═════ Dataset excerpts ═════
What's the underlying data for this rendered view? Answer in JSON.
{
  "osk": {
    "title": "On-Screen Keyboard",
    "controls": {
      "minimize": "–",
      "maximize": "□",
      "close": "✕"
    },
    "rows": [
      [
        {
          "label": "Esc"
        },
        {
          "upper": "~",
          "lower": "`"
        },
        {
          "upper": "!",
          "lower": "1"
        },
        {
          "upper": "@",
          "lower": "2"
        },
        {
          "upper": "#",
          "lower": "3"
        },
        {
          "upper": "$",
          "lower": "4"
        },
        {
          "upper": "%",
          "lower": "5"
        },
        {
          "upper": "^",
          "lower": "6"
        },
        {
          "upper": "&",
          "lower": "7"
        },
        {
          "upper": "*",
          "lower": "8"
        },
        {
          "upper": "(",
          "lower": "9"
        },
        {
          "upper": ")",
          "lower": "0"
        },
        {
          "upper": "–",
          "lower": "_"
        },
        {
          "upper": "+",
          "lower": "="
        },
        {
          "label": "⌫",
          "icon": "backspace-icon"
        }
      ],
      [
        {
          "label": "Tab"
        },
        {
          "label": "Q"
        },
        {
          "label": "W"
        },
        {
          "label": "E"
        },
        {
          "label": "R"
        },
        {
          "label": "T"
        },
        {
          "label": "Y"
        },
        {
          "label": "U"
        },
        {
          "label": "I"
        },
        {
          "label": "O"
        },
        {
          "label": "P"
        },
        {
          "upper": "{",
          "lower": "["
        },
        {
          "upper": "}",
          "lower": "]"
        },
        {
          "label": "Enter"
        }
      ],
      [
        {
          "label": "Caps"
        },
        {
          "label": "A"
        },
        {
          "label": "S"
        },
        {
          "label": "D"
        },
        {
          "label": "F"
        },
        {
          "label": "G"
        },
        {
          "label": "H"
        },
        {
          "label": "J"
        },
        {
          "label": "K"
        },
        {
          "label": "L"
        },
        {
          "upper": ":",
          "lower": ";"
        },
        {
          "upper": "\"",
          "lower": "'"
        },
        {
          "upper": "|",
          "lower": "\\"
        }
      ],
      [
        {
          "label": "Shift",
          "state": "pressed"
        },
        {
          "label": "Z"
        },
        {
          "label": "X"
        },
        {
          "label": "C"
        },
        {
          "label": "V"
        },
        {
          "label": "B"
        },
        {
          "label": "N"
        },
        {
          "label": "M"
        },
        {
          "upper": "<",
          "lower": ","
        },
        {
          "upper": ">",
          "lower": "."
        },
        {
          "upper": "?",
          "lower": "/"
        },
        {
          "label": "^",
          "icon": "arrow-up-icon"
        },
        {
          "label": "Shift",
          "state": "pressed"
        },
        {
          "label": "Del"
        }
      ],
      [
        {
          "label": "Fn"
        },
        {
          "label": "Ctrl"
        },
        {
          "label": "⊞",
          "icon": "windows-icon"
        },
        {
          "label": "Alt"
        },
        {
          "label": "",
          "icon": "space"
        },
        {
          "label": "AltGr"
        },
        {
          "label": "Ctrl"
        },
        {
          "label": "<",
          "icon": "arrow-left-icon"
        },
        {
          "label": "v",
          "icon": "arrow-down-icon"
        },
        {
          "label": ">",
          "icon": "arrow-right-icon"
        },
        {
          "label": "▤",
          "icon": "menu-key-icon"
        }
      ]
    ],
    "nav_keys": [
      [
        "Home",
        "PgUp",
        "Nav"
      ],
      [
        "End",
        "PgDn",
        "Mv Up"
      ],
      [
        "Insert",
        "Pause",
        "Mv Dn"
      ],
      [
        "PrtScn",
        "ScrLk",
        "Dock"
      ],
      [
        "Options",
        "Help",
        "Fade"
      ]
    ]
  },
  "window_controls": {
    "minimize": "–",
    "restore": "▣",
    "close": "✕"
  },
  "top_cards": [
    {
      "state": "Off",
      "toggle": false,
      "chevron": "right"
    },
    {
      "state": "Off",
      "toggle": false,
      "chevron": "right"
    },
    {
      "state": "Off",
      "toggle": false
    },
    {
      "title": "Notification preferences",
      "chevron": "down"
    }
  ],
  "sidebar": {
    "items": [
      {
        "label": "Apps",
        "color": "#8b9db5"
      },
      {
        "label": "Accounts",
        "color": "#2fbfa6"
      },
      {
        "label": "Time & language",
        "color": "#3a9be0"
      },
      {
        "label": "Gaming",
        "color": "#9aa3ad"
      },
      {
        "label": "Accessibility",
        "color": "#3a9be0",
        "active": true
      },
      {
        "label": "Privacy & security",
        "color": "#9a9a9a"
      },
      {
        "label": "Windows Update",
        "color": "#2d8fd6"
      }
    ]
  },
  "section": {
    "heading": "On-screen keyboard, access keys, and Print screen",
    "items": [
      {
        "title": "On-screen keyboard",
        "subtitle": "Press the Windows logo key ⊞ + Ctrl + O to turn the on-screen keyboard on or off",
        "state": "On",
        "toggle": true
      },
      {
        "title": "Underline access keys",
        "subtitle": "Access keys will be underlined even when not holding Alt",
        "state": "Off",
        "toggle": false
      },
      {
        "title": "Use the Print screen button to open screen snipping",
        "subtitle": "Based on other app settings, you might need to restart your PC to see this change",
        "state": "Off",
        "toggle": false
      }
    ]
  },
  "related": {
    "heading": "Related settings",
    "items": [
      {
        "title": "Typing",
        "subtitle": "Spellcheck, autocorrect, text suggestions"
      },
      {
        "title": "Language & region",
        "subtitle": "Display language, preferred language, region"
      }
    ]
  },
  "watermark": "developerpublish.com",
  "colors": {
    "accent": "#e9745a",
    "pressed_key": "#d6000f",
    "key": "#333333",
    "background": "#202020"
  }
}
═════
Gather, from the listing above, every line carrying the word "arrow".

- **Your solution**
          "icon": "arrow-up-icon"
          "icon": "arrow-left-icon"
          "icon": "arrow-down-icon"
          "icon": "arrow-right-icon"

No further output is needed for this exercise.